Registration was successful!
Please follow the link from the email sent to

US Marine Corps: Sharing Nude Photos Now Grounds for Mandatory Separation

© AFP 2021 / SSGT JASON D. BECKSTAND / USMCA picture released by the US Marines shows Marines from 3rd Battalion, 2nd Marine Regiment (3/2) and Iraqi Special Forces patrolling a street in the city of Karabilah, near Iraq's northwestern border with Syria (file)
A picture released by the US Marines shows Marines from 3rd Battalion, 2nd Marine Regiment (3/2) and Iraqi Special Forces patrolling a street in the city of Karabilah, near Iraq's northwestern border with Syria (file) - Sputnik International
Subscribe
In response to the US Marines’ nude photo scandal that’s sent shockwaves through the military, the Corps issued a memo this week saying that servicemembers found guilty of sharing inappropriate photos could be kicked out.

The nonconsensual sharing of sexually explicit images has been added to the sexual harassment section of the Marine Corps manual that details involuntary separation proceedings. "The distribution or broadcasting of an intimate image, without consent, if done for personal gain; or with the intent to humiliate, harm, harass, intimidate, threaten or coerce the depicted person" is now considered a violation, according to the amendment, Military.com reported.

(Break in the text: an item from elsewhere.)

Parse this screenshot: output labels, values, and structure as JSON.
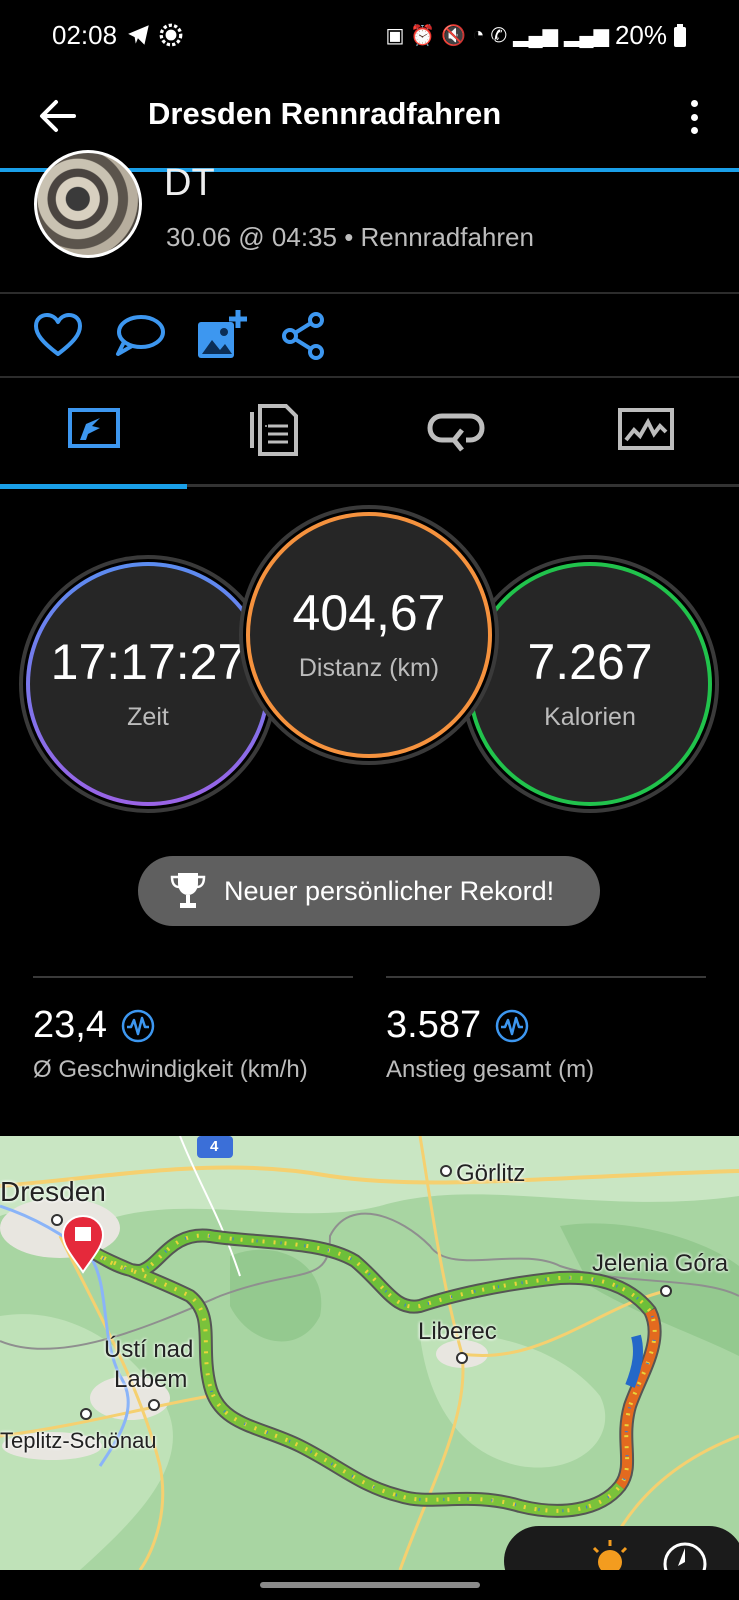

Changes to the service’s social media guidelines were ordered shortly after the exposure earlier this year of a 30,000-member Facebook group called “Marines United,” where retired and active duty corpsmen shared nude photos of their female colleagues, often without their knowledge or consent. 

US Marines walk in line after arriving in Kandahar on October 27, 2014, as British and US forces withdraw from the Camp Bastion-Leatherneck complex in Helmand province - Sputnik International
US Marines Axe Online Classes, Use Real-World Training After Nude Photo Scandal

Sometimes the posts would include the woman’s name, rank and duty station.

During a Senate hearing on March 14 about the scandal, Marine commander Gen. Robert Neller spoke of the need for the policy to be adjusted, saying, "I believe the policy that we revised is focused more on certain behaviors such as the one we are here to discuss today on social media… to tell all Marines that these types of things are unacceptable." 

"The previous policy said that, but it did not say it quite directly," he added.

US Marines work atop an F/A-18 at the 309th Aerospace Maintenance and Regeneration Group boneyard in Tucson, Ariz - Sputnik International
Marines Punished in Facebook Nude Photo Scandal, Dozens More Under Investigation

"The online behavior of some individuals, whether they are currently serving Marines, former Marines or others who simply wandered in, have attacked our Marine Corps values, our ethos … Enough is enough," Neller said, emphasizing that such incidents can have a deleterious effect on morale and the public image of the corps. 

During the hearing the commander also said that military leadership should take care to keep an eye out for this kind of behavior, encouraging them to be sensitive to victims and report any issues immediately.

"Leaders should remind our Marines they are not anonymous in the virtual world and remain accountable for their actions," he said. "Where we find criminal behavior, we will take appropriate action."

Newsfeed
0
To participate in the discussion
log in or register
loader
Chats
Заголовок открываемого материала